The ideal outcome of restorative dentistry is to save your biological tooth. Even the most technologically advanced tooth replacement options cannot fully perform the functions of a natural tooth. However, if it’s not possible to save your tooth, we can still place a prosthetic to restore a complete smile.
We recognize that the appearance of the restoration is just as important as its structural integrity, and we will work diligently to provide a beautiful restoration or prosthetic with a lifelike aesthetic and a seamless fit with the rest of your smile.
If you need to restore a damaged tooth or replace missing teeth, schedule a consultation at our office to learn how restorative dentistry can help.
Our preference is to preserve your biological teeth whenever possible. By acting quickly at the first signs of decay or in the immediate aftermath of tooth-damaging trauma, you give yourself the best opportunity to do so. Depending on the degree of damage, we can use the following tools for its repair:
Restorations used to replace relatively small areas of decayed tooth material.
Larger than fillings, but smaller than crowns; Often used to address damage on the large chewing surfaces of teeth.
Tooth-shaped caps used for sizable areas of decay or to protect a tooth affected by a significant injury; Also placed as protection for a tooth that has been treated with root canal therapy.
Thin tooth-shaped shells that are bonded atop the biological teeth to conceal defects such as chips, cracks, and stains; May also be placed to make an undersized tooth look proportional to its neighbors or to fill in a gap between teeth.
When it is not possible to save a damaged tooth, it’s important to have that tooth replaced after it is extracted. Patients who fail to replace a missing tooth or teeth may experience altered chewing function, or their teeth may shift out of the proper positions or exert unusual forces on each other.
Patients who have experienced tooth loss can restore their smiles with the following prosthetics. The specific appliance used will be determined by various factors, including the number of teeth that need to be replaced.
Fixed appliance to replace one or more missing teeth that create a gap in the smile; Crowns placed on abutment teeth hold a pontic (artificial tooth or teeth) in place.
Removable appliances that replace a number of missing teeth less than an entire arch.
Replace a full upper or lower arch; Impressions are taken digitally (no mess!) and interpreted by computer software that designs the specifications of the appliance.
Regardless of the number of teeth you need to have replaced, there is a restorative dentistry treatment option for you. Rest assured that we also prioritize creating a beautiful prosthetic for tooth replacement, just as we consider the appearance of restorations.
When a tooth is damaged or missing, patients aren’t just looking to restore the functionality of that tooth. Understandably, they also have concerns about how the restoration or replacement looks. We work to deliver optimal outcomes in both the appearance and function of restorations.
For example, our office provides tooth-colored fillings so that the restoration doesn’t stand out from the rest of the tooth material, as a dark-colored amalgam (metal) filling does.

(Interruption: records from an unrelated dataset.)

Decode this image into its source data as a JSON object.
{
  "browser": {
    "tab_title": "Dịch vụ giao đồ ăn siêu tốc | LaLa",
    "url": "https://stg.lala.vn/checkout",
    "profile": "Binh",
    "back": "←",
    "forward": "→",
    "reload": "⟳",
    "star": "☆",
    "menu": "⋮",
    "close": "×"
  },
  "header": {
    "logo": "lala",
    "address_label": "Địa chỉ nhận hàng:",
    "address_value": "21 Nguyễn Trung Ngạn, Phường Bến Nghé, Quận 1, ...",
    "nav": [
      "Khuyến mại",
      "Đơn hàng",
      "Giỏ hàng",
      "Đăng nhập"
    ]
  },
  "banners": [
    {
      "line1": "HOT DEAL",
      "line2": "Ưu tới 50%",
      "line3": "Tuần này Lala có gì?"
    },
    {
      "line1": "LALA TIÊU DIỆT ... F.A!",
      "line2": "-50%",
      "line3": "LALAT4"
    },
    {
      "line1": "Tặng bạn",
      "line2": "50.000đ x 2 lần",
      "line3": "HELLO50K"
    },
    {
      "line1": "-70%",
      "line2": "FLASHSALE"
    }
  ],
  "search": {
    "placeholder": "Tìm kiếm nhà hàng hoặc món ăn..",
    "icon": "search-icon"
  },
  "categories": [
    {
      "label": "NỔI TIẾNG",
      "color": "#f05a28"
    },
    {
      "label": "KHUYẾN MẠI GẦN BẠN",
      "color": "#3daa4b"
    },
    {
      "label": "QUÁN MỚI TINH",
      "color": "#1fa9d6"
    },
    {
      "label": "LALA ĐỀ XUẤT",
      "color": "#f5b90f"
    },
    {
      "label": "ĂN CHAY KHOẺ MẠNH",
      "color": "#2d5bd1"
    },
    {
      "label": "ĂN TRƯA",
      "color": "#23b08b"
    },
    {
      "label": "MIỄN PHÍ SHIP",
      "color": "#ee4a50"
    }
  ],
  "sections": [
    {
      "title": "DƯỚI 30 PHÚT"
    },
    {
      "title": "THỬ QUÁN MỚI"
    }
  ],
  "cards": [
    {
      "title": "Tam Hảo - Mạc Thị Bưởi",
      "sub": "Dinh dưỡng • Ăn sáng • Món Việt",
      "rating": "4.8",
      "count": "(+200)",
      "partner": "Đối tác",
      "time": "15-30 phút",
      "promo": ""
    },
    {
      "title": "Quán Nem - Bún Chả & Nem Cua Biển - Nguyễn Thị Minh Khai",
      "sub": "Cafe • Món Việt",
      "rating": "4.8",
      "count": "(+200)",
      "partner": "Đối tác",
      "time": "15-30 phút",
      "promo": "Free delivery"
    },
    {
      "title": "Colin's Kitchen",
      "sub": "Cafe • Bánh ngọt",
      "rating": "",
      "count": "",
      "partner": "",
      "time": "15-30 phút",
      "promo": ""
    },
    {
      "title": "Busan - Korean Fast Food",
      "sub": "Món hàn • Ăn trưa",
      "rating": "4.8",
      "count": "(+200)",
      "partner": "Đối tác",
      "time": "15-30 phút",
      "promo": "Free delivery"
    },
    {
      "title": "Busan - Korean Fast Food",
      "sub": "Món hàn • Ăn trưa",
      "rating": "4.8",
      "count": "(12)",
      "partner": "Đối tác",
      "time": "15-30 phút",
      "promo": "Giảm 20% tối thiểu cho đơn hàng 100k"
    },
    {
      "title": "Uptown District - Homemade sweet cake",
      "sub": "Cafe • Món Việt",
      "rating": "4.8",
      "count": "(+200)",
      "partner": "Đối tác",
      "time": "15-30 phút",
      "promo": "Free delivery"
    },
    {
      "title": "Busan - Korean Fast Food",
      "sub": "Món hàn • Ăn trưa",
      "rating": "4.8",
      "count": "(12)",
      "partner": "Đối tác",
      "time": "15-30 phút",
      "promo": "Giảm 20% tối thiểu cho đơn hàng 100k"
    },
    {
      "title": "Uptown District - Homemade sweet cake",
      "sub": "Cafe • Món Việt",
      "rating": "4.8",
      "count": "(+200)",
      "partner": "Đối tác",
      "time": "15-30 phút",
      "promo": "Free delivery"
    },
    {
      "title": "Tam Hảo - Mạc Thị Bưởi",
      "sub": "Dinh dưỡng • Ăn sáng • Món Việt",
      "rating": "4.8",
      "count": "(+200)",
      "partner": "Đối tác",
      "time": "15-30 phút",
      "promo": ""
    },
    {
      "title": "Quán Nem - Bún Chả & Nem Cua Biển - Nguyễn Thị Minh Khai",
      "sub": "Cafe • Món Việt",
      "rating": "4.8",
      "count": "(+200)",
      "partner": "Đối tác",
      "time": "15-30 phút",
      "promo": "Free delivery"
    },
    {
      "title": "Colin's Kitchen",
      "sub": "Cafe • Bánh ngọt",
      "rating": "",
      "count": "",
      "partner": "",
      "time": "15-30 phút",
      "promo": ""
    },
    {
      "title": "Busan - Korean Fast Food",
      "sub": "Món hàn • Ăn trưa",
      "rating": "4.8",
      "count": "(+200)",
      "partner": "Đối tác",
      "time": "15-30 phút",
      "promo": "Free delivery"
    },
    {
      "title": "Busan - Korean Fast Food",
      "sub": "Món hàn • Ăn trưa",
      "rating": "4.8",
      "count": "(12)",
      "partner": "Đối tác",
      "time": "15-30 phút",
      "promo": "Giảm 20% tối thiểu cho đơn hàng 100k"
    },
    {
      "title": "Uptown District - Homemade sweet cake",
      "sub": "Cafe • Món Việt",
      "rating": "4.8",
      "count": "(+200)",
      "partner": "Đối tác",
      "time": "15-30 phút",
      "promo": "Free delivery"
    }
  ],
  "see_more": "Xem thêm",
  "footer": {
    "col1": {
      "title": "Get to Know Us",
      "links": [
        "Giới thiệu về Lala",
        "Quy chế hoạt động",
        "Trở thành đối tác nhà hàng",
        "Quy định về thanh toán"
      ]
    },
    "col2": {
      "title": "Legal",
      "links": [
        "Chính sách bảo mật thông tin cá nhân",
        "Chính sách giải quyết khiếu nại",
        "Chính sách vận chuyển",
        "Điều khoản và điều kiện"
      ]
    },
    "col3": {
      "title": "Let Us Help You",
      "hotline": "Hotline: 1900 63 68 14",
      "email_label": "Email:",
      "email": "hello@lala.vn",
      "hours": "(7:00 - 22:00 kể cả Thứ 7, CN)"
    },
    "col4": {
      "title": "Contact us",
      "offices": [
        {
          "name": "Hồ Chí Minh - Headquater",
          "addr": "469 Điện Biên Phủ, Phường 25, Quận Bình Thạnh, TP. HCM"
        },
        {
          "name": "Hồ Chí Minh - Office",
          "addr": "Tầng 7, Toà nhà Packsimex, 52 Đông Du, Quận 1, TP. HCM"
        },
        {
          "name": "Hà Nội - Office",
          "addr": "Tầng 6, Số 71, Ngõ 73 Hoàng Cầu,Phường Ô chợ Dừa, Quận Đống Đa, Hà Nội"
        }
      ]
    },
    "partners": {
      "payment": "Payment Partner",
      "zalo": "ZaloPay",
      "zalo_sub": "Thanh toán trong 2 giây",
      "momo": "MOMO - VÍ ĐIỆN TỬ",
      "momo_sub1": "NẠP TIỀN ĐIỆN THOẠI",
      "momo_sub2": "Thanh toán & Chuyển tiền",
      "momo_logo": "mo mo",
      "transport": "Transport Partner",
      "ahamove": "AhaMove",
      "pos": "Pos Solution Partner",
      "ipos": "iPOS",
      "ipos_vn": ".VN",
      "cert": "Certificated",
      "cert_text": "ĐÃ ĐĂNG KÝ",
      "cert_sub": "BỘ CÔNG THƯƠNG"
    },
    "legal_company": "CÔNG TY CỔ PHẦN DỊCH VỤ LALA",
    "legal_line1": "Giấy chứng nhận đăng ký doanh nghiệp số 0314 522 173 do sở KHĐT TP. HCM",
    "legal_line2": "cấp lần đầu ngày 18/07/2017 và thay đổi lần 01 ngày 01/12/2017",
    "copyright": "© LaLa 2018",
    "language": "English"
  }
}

We also use state-of-the-art materials that closely replicate the aesthetics of biological tooth enamel.
Furthermore, each restoration or prosthetic is customized to match the unique specifications of each patient’s smile. Not only do the materials used in restorations generally look similar to tooth enamel, but they are also tailored to match your specific tooth enamel.